(EXERCISE AIM) When a line in the entries contains the word "JSON", copy that line in full.

::::::::

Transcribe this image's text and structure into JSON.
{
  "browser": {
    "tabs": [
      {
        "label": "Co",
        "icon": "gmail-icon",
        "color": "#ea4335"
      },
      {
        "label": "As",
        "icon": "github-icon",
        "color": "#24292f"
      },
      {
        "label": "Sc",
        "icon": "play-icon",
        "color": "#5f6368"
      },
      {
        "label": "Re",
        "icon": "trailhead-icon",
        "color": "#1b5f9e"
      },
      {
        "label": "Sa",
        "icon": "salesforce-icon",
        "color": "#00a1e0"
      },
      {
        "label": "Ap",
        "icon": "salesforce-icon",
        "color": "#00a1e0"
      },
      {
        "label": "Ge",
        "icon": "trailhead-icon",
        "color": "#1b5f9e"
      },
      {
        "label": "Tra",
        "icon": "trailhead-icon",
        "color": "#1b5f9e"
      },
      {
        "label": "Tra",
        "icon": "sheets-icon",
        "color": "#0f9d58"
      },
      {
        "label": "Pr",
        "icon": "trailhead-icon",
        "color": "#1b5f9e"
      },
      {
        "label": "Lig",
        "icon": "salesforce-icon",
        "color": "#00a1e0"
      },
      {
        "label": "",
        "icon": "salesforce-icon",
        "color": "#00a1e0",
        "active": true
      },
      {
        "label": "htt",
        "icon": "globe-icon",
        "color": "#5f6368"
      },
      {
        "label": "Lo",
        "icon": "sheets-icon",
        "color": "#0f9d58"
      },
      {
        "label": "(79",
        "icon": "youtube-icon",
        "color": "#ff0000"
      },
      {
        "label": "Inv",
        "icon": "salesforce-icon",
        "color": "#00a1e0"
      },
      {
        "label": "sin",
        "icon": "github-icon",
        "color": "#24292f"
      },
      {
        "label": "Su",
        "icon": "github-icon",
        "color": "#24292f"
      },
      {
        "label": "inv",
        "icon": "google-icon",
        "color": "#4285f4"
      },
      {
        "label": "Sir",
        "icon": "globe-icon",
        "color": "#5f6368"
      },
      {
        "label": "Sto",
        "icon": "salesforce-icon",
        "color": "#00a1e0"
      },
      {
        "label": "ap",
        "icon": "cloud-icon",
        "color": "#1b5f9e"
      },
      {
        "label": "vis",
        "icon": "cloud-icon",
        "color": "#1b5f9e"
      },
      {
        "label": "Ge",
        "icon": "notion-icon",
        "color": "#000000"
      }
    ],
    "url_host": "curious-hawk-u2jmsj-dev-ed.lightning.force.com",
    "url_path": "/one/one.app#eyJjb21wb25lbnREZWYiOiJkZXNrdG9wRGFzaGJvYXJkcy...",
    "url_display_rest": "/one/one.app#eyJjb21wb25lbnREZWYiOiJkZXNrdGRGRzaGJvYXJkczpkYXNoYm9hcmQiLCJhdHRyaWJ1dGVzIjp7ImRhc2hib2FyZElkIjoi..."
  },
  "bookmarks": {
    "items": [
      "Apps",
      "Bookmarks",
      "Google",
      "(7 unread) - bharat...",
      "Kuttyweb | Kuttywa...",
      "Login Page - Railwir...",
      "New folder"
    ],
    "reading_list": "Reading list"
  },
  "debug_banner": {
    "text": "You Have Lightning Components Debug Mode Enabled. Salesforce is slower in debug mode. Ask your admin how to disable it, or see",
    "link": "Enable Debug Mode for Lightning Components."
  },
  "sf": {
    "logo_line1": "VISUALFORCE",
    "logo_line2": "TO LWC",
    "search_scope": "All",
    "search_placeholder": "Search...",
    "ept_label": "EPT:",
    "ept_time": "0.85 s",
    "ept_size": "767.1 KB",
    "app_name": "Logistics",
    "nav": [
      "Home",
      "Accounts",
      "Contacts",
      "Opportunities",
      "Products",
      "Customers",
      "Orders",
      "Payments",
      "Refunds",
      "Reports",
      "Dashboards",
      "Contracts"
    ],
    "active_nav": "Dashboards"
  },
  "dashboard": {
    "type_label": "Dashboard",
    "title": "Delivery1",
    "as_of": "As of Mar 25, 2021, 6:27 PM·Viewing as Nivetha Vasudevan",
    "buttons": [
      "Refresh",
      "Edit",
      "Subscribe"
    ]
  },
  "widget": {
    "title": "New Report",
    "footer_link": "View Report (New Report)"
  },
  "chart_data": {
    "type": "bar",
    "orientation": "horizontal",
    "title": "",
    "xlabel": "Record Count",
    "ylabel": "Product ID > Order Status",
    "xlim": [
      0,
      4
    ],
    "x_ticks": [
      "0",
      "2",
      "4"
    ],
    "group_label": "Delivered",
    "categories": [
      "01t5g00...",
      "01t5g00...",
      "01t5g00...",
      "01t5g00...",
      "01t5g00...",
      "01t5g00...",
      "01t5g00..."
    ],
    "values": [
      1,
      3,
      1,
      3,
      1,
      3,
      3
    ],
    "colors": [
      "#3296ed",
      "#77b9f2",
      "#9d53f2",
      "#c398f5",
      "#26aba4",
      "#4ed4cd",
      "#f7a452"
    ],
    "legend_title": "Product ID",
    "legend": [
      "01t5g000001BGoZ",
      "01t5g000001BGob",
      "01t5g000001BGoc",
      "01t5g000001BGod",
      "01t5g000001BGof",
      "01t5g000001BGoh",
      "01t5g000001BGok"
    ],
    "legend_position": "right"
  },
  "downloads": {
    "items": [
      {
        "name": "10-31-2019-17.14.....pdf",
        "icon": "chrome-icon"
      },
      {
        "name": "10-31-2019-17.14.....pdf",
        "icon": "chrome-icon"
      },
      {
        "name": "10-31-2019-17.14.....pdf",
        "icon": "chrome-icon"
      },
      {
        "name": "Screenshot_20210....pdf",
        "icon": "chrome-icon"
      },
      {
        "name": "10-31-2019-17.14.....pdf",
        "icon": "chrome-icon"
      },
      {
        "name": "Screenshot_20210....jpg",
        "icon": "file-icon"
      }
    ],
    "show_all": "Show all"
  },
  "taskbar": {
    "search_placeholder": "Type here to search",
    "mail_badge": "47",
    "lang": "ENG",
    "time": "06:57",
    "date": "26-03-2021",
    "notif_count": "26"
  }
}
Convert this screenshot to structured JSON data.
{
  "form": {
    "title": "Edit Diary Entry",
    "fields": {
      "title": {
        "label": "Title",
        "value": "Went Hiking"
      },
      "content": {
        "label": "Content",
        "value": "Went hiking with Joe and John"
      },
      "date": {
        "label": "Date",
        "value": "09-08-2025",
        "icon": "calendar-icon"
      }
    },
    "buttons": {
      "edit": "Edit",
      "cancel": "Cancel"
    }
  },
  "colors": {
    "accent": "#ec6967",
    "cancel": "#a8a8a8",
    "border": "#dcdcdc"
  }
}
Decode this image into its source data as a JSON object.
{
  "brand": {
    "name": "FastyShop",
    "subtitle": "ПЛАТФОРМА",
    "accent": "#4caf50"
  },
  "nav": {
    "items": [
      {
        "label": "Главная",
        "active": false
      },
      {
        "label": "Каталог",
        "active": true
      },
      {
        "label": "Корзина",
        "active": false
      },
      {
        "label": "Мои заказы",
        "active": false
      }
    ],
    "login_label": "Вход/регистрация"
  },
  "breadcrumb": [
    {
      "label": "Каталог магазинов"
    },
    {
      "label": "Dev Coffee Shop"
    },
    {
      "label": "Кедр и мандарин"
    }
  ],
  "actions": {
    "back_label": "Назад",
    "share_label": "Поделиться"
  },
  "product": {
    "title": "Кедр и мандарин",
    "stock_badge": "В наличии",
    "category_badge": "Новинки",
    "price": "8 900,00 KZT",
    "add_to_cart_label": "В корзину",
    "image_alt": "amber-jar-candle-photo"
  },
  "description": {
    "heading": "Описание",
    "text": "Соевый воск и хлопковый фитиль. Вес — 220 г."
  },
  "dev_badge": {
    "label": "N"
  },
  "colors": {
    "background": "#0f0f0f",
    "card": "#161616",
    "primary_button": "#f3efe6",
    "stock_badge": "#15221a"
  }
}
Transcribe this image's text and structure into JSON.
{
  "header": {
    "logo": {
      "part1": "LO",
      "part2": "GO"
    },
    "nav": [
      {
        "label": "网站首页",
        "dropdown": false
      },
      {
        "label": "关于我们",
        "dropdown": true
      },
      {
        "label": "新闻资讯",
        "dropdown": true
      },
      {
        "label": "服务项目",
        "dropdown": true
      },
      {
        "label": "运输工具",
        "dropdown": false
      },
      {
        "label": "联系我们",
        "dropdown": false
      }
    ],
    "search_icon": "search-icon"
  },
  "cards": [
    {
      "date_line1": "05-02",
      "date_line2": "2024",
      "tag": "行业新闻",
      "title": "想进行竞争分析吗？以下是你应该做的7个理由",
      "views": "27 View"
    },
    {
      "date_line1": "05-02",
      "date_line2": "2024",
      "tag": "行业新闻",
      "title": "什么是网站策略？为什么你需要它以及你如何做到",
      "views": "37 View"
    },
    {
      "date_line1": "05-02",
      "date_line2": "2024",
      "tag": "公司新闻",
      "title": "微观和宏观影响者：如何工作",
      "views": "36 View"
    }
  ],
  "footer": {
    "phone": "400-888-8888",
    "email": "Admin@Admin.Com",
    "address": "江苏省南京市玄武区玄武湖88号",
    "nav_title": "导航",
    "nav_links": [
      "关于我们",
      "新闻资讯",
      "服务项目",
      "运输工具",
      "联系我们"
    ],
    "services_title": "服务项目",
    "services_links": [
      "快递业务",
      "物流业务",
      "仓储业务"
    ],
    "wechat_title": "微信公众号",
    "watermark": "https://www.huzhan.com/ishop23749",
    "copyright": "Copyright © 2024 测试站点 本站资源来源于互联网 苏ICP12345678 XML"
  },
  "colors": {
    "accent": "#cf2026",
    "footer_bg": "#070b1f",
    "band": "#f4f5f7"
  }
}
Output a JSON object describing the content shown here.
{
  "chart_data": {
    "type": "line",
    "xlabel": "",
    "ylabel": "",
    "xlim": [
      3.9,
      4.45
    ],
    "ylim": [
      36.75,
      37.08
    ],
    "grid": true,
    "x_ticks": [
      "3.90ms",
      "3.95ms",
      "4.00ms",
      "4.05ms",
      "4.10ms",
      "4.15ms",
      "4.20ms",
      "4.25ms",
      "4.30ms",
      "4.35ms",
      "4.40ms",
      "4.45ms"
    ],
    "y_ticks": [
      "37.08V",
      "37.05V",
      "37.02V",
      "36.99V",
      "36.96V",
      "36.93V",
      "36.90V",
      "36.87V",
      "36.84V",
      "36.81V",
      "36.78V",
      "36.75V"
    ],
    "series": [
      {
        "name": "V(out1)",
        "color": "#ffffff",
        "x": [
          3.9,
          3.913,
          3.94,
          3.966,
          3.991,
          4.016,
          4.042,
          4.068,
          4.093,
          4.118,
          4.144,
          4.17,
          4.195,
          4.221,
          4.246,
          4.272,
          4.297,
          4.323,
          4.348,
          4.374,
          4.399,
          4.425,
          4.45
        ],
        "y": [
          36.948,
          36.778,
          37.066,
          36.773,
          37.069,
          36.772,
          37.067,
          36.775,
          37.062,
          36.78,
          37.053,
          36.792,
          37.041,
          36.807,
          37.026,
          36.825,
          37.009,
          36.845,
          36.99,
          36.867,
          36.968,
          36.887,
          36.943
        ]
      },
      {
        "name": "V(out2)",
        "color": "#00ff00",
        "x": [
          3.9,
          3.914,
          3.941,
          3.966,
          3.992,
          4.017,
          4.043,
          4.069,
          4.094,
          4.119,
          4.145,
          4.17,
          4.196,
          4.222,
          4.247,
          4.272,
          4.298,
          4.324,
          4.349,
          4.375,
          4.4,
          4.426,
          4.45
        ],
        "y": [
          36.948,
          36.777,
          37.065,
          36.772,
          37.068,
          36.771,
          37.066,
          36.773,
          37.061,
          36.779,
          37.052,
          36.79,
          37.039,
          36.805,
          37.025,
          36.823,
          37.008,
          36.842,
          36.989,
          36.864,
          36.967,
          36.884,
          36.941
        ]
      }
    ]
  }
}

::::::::

(EXERCISE ANSWER)
Transcribe this image's text and structure into JSON.
Convert this screenshot to structured JSON data.
Decode this image into its source data as a JSON object.
Transcribe this image's text and structure into JSON.
Output a JSON object describing the content shown here.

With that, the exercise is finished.